Brown explained the broken part would have to be ordered and would take several weeks, even though, according to Holway’s journal, there were numerous foundries in Tulsa at the time capable of producing the part in a matter of days. Little more is known of Brown after that and it can be assumed he left town, leaving behind forever his innovative water treatment plant and essentially leaving Holway and Tulsa holding a bag of salty water.
By the time city elections were held in April of 1918 bringing in a new mayor and commissioners, Holway had demonstrated he was a problem solver extraordinaire. He faced constant challenges to stay ahead of problems presented by the river. The water inlet to the treatment plant immediately began filling with sediment requiring Holway to design and build a makeshift dredging machine to clear the opening. Rapidly changing salt and gypsum levels in the river required constant adjustments in chemical and filtration treatments. Holway handpicked and trained a three-man crew to continually monitor the plant’s output and adjust accordingly. But, as is the nature of mature prairie rivers, the Arkansas was prone to swell with spring melt sometimes jumping its banks. For this, nobody, including an M.I.T. grad had an answer. The mighty Arkansas River had as many tricks up its sleeve as it had bends in its channel.
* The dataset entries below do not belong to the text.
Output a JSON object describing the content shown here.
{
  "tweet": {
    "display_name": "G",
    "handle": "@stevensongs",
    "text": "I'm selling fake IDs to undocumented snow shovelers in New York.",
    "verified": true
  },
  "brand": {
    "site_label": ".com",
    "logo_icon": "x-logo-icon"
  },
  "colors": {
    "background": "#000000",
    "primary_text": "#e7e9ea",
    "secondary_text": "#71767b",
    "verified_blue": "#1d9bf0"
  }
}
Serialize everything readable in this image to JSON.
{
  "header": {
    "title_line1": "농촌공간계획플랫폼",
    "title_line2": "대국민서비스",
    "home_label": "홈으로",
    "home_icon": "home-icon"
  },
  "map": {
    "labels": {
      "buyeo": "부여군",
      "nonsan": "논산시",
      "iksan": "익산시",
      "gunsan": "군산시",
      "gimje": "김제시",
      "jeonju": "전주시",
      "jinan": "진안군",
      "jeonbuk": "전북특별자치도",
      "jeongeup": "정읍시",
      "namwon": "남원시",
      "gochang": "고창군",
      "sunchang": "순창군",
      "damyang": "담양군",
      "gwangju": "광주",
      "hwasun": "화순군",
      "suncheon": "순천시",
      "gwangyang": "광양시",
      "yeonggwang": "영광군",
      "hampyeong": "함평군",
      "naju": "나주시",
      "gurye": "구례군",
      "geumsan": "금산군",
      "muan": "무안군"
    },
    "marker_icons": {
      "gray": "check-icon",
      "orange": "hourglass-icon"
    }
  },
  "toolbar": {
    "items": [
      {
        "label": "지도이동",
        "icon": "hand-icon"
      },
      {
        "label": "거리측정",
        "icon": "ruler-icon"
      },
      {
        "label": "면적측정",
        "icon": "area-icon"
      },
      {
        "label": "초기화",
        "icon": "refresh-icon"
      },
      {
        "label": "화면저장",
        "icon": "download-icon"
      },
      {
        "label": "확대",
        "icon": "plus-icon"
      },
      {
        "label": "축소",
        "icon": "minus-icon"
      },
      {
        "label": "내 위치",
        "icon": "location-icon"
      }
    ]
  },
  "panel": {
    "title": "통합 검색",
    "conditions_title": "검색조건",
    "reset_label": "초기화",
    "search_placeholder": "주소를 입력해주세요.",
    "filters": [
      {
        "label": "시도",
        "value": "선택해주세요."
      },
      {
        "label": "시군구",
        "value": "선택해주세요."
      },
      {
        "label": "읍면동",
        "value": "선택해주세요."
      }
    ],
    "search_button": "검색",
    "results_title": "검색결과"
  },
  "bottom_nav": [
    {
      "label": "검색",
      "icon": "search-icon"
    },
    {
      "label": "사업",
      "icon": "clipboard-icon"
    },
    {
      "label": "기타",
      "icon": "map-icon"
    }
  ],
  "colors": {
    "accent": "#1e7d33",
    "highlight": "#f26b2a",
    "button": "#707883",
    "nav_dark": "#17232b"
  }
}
Holway, no doubt, fit well into the roaring twenties because he too believed as long as scientific analysis, hard work and ingenuity were applied, a solution could be found for any problem. As the years followed, Holway continued meeting the challenges of providing water for the city with appropriate and resourceful solutions that made the most of a persistently bad situation. He was gaining invaluable hands-on experience and confidence in dealing with logistical and structural issues relating to Tulsa’s water supply; but maybe more important, he was learning the ins and outs of city politics and gaining the respect of decision makers. Eventually, all these lessons would serve him well in the not-too-distant future when he will first sell to city leaders, design and engineer and finally oversee construction of a project at the time unprecedented in scope and cost for a city the size of Tulsa – the Spavinaw waterline.
Next Month: The building of the Spavinaw waterline will focus on the politics and the logistics inherent in this innovative project.